In The outcomes of disciple-making I wrote that Christ’s ministry to the world flows through his body on earth, implying that the outcomes of disciplemaking are transformed lives and transformed communities. Paul even teaches that this transformation is not only personal, but has cosmic proportions precisely because it is the work of the exalted Christ.
Alan Hirsch and Tim Catchim describe in “The permanent revolution” how the DNA of the church is found within the ministry of the Apostles, Prophets, Evangelists, Shepherds and Teachers. By restoring the first three in the list to the team the church again can fulfil its purpose as God intended. In a church where any one of the five dominates the others, the ministry of Christ towards the world is stunted and the results are seen in painful disunity and dysfunction of the church. In my mind some of the most interesting implications of Eph 4 are:
- The gifts are not abstract characteristics, but actual persons given to the body
- Every believer who is a member of the body is given as a gift in order for the whole body to function as Christ incarnate.

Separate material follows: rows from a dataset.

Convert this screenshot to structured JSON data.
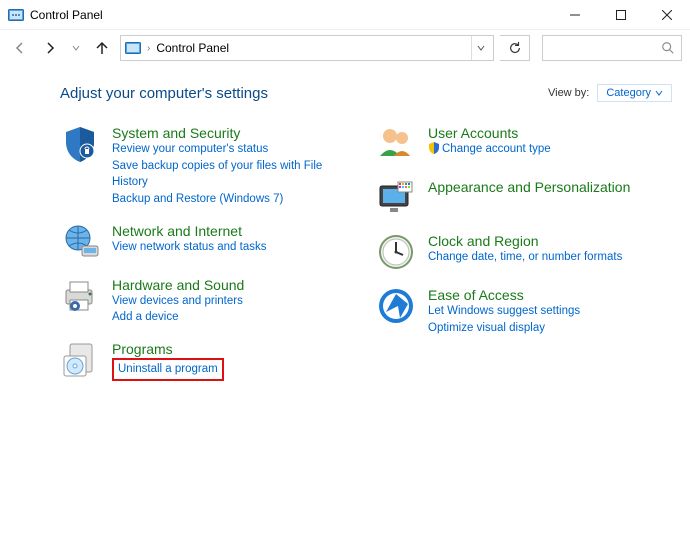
{
  "window": {
    "title": "Control Panel"
  },
  "address": {
    "crumb": "Control Panel"
  },
  "page": {
    "heading": "Adjust your computer's settings",
    "viewby_label": "View by:",
    "viewby_value": "Category"
  },
  "left_categories": [
    {
      "title": "System and Security",
      "links": [
        "Review your computer's status",
        "Save backup copies of your files with File History",
        "Backup and Restore (Windows 7)"
      ]
    },
    {
      "title": "Network and Internet",
      "links": [
        "View network status and tasks"
      ]
    },
    {
      "title": "Hardware and Sound",
      "links": [
        "View devices and printers",
        "Add a device"
      ]
    },
    {
      "title": "Programs",
      "links": [
        "Uninstall a program"
      ]
    }
  ],
  "right_categories": [
    {
      "title": "User Accounts",
      "links": [
        "Change account type"
      ],
      "shield_links": [
        0
      ]
    },
    {
      "title": "Appearance and Personalization",
      "links": []
    },
    {
      "title": "Clock and Region",
      "links": [
        "Change date, time, or number formats"
      ]
    },
    {
      "title": "Ease of Access",
      "links": [
        "Let Windows suggest settings",
        "Optimize visual display"
      ]
    }
  ]
}
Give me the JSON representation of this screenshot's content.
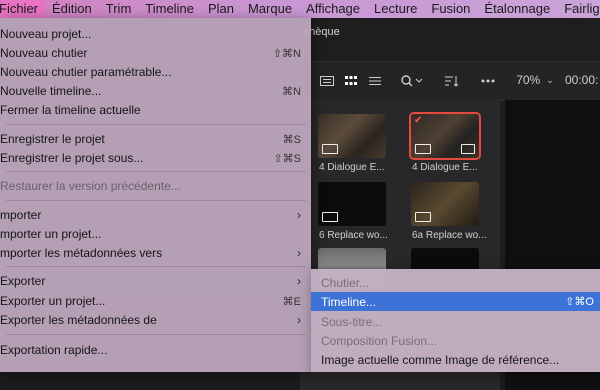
{
  "menubar": {
    "items": [
      "Fichier",
      "Édition",
      "Trim",
      "Timeline",
      "Plan",
      "Marque",
      "Affichage",
      "Lecture",
      "Fusion",
      "Étalonnage",
      "Fairlight"
    ]
  },
  "app": {
    "tab_title": "othèque",
    "zoom": "70%",
    "timecode": "00:00:",
    "clips": [
      {
        "label": "4 Dialogue E...",
        "selected": false
      },
      {
        "label": "4 Dialogue E...",
        "selected": true
      },
      {
        "label": "6 Replace wo...",
        "selected": false
      },
      {
        "label": "6a Replace wo...",
        "selected": false
      }
    ]
  },
  "menu": {
    "items": [
      {
        "label": "Nouveau projet...",
        "shortcut": ""
      },
      {
        "label": "Nouveau chutier",
        "shortcut": "⇧⌘N"
      },
      {
        "label": "Nouveau chutier paramétrable...",
        "shortcut": ""
      },
      {
        "label": "Nouvelle timeline...",
        "shortcut": "⌘N"
      },
      {
        "label": "Fermer la timeline actuelle",
        "shortcut": ""
      },
      {
        "label": "Enregistrer le projet",
        "shortcut": "⌘S"
      },
      {
        "label": "Enregistrer le projet sous...",
        "shortcut": "⇧⌘S"
      },
      {
        "label": "Restaurer la version précédente...",
        "shortcut": ""
      },
      {
        "label": "mporter",
        "shortcut": ""
      },
      {
        "label": "mporter un projet...",
        "shortcut": ""
      },
      {
        "label": "mporter les métadonnées vers",
        "shortcut": ""
      },
      {
        "label": "Exporter",
        "shortcut": ""
      },
      {
        "label": "Exporter un projet...",
        "shortcut": "⌘E"
      },
      {
        "label": "Exporter les métadonnées de",
        "shortcut": ""
      },
      {
        "label": "Exportation rapide...",
        "shortcut": ""
      }
    ]
  },
  "submenu": {
    "items": [
      {
        "label": "Chutier...",
        "shortcut": ""
      },
      {
        "label": "Timeline...",
        "shortcut": "⇧⌘O"
      },
      {
        "label": "Sous-titre...",
        "shortcut": ""
      },
      {
        "label": "Composition Fusion...",
        "shortcut": ""
      },
      {
        "label": "Image actuelle comme Image de référence...",
        "shortcut": ""
      }
    ]
  }
}
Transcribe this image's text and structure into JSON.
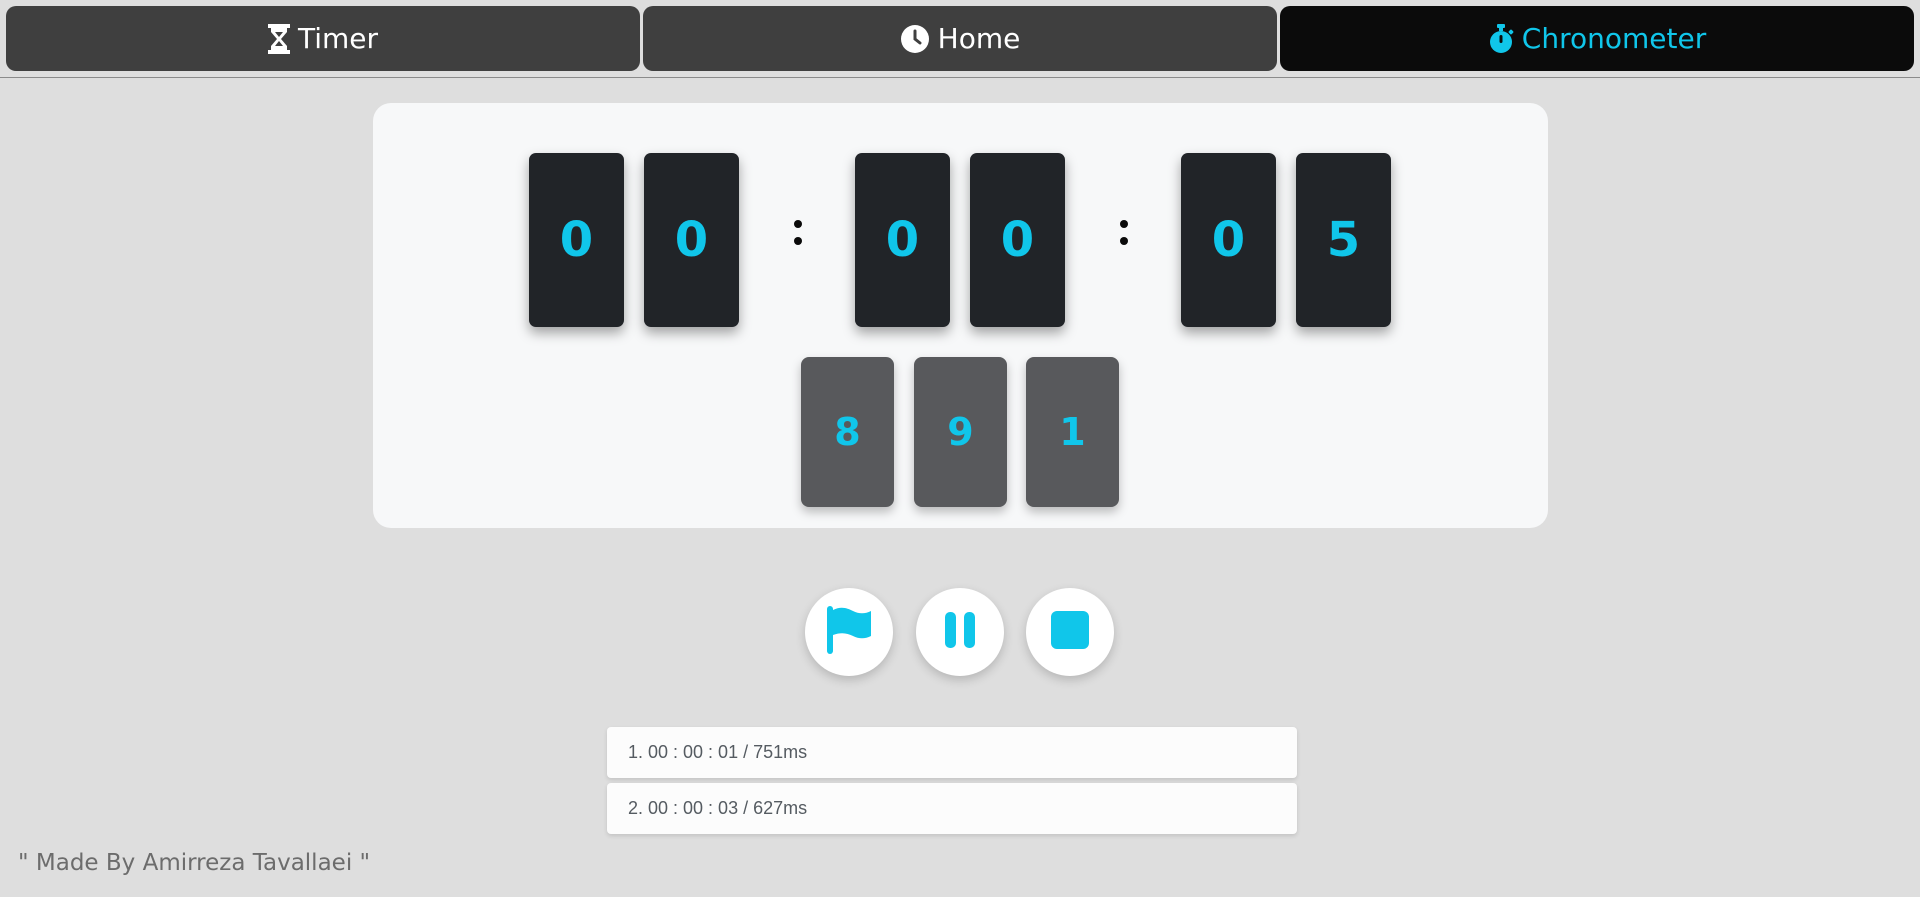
{
  "nav": {
    "tabs": [
      {
        "label": "Timer",
        "icon": "hourglass-icon",
        "active": false
      },
      {
        "label": "Home",
        "icon": "clock-icon",
        "active": false
      },
      {
        "label": "Chronometer",
        "icon": "stopwatch-icon",
        "active": true
      }
    ]
  },
  "display": {
    "hours": [
      "0",
      "0"
    ],
    "minutes": [
      "0",
      "0"
    ],
    "seconds": [
      "0",
      "5"
    ],
    "milliseconds": [
      "8",
      "9",
      "1"
    ]
  },
  "controls": [
    {
      "name": "lap-button",
      "icon": "flag-icon"
    },
    {
      "name": "pause-button",
      "icon": "pause-icon"
    },
    {
      "name": "stop-button",
      "icon": "stop-icon"
    }
  ],
  "laps": [
    "1. 00 : 00 : 01 / 751ms",
    "2. 00 : 00 : 03 / 627ms"
  ],
  "footer": {
    "credit": "\" Made By Amirreza Tavallaei \""
  },
  "colors": {
    "accent": "#10c6ea",
    "tab_bg": "#3f3f3f",
    "tab_active_bg": "#0b0b0b",
    "digit_bg": "#212428",
    "ms_bg": "#58595c",
    "page_bg": "#dedede"
  }
}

- Those dicipling the body of Christ towards maturity are not a small group of leaders but the whole of the body. Although the gift of leadership is recognised elsewhere in Scripture in general s well as Paul’s letters in particular, here the gifts are distributed in the whole body. Wherever the body gathers (even two or three), there the DNA of the church is.
- It seems that the gifts are much more of a functional nature than an office, formal ministry or title.

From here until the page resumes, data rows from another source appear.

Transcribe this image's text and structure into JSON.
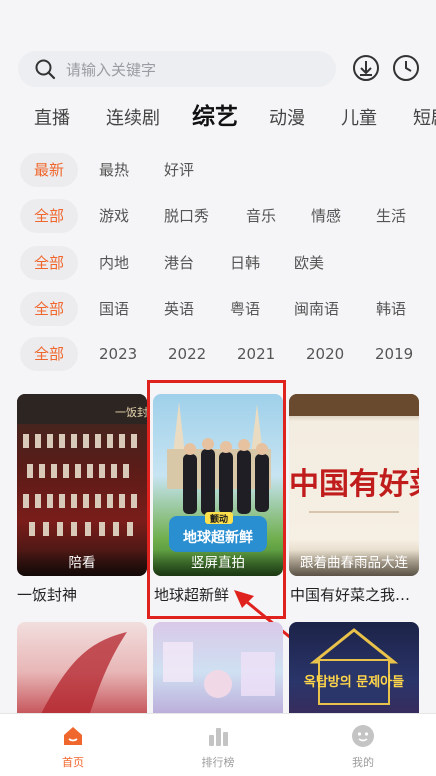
{
  "search": {
    "placeholder": "请输入关键字"
  },
  "header_icons": [
    "download-icon",
    "history-clock-icon"
  ],
  "tabs": [
    {
      "label": "直播"
    },
    {
      "label": "连续剧"
    },
    {
      "label": "综艺",
      "active": true
    },
    {
      "label": "动漫"
    },
    {
      "label": "儿童"
    },
    {
      "label": "短剧"
    }
  ],
  "filters": {
    "sort": [
      "最新",
      "最热",
      "好评"
    ],
    "genre": [
      "全部",
      "游戏",
      "脱口秀",
      "音乐",
      "情感",
      "生活"
    ],
    "region": [
      "全部",
      "内地",
      "港台",
      "日韩",
      "欧美"
    ],
    "language": [
      "全部",
      "国语",
      "英语",
      "粤语",
      "闽南语",
      "韩语"
    ],
    "year": [
      "全部",
      "2023",
      "2022",
      "2021",
      "2020",
      "2019"
    ]
  },
  "cards": [
    {
      "caption": "陪看",
      "title": "一饭封神",
      "poster_text": "一饭封神"
    },
    {
      "caption": "竖屏直拍",
      "title": "地球超新鲜",
      "poster_text": "地球超新鲜",
      "poster_badge": "颤动"
    },
    {
      "caption": "跟着曲春雨品大连",
      "title": "中国有好菜之我…",
      "poster_text": "中国有好菜"
    }
  ],
  "cards_row2": [
    {
      "poster_text": ""
    },
    {
      "poster_text": ""
    },
    {
      "poster_text": "옥탑방의 문제아들"
    }
  ],
  "bottom_nav": [
    {
      "label": "首页",
      "icon": "home-icon",
      "active": true
    },
    {
      "label": "排行榜",
      "icon": "chart-icon"
    },
    {
      "label": "我的",
      "icon": "user-icon"
    }
  ],
  "colors": {
    "accent": "#f0672d",
    "highlight_box": "#e0221f"
  }
}
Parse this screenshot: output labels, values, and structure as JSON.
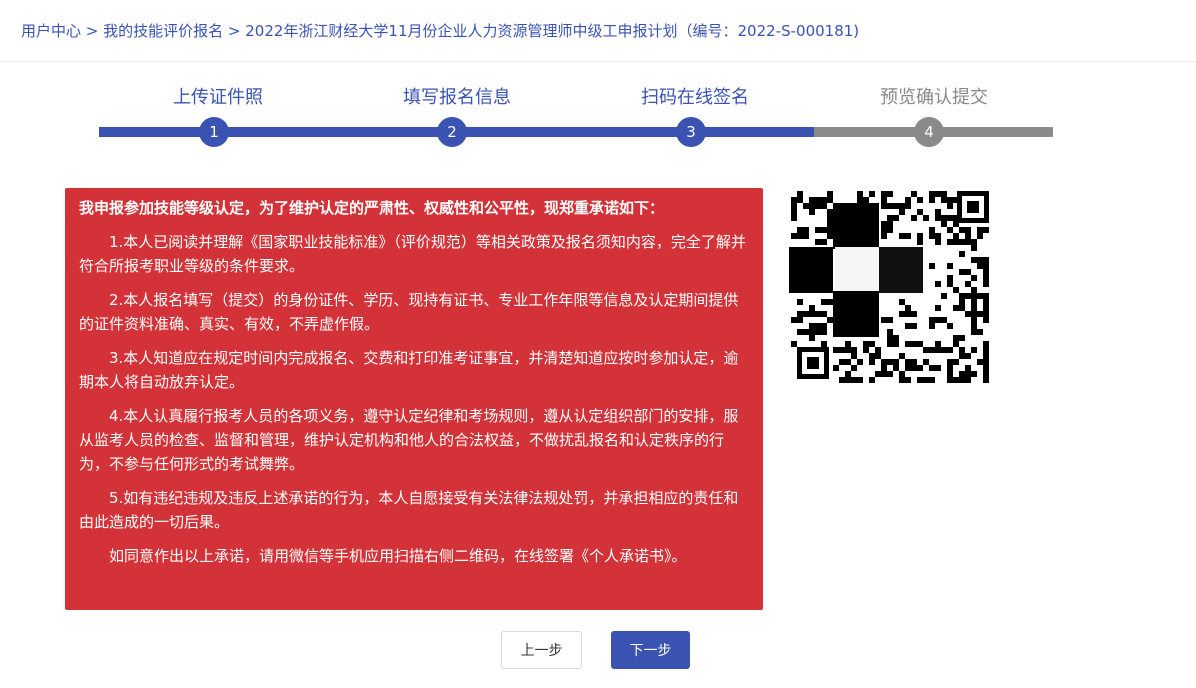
{
  "breadcrumb": {
    "item1": "用户中心",
    "sep": " > ",
    "item2": "我的技能评价报名",
    "item3": "2022年浙江财经大学11月份企业人力资源管理师中级工申报计划（编号：2022-S-000181)"
  },
  "steps": [
    {
      "label": "上传证件照",
      "number": "1",
      "status": "done"
    },
    {
      "label": "填写报名信息",
      "number": "2",
      "status": "done"
    },
    {
      "label": "扫码在线签名",
      "number": "3",
      "status": "current"
    },
    {
      "label": "预览确认提交",
      "number": "4",
      "status": "pending"
    }
  ],
  "pledge": {
    "title": "我申报参加技能等级认定，为了维护认定的严肃性、权威性和公平性，现郑重承诺如下：",
    "items": [
      "1.本人已阅读并理解《国家职业技能标准》（评价规范）等相关政策及报名须知内容，完全了解并符合所报考职业等级的条件要求。",
      "2.本人报名填写（提交）的身份证件、学历、现持有证书、专业工作年限等信息及认定期间提供的证件资料准确、真实、有效，不弄虚作假。",
      "3.本人知道应在规定时间内完成报名、交费和打印准考证事宜，并清楚知道应按时参加认定，逾期本人将自动放弃认定。",
      "4.本人认真履行报考人员的各项义务，遵守认定纪律和考场规则，遵从认定组织部门的安排，服从监考人员的检查、监督和管理，维护认定机构和他人的合法权益，不做扰乱报名和认定秩序的行为，不参与任何形式的考试舞弊。",
      "5.如有违纪违规及违反上述承诺的行为，本人自愿接受有关法律法规处罚，并承担相应的责任和由此造成的一切后果。",
      "如同意作出以上承诺，请用微信等手机应用扫描右侧二维码，在线签署《个人承诺书》。"
    ]
  },
  "qr": {
    "icon": "qr-code-icon"
  },
  "buttons": {
    "prev": "上一步",
    "next": "下一步"
  },
  "colors": {
    "accent": "#3a53b3",
    "pledge_bg": "#d33338",
    "inactive": "#8a8a8a"
  }
}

- It seems that the interdependent and mutual discipling ministry of the apostolic DNA, APEST, becomes the generator that eventually leads to transformation of the world. It is the unity in Christ and mutual expression of love, which makes apostolic teamwork possible.
For mobilisers working with a framework that includes disciple making it raises a few questions:
- Are we as mobilisers exhibiting the APEST characteristics in our teams?
- Do we immerse ourselves in the unity with Christ and expression of mutual love to each other so that we really function as one body directed by our Lord?
- Do we establish disciple making spaces like fellowships, groups, churches etc. that is based on APEST from day one?
- Do we intentionally use these disciple making spaces as energetic springboards for Kingdom transformation in response to the great commandment?
My gut feeling is that I do see some of the things above happen. But I am afraid that very often our immaturity in Christ forces us to individualism, thinking that the dynamics of apostolic teamwork is not needed any more.
Recommended read: Hirsch & Catchim: The permanent revolution. Apostolic imagination and practice for the 21st century church.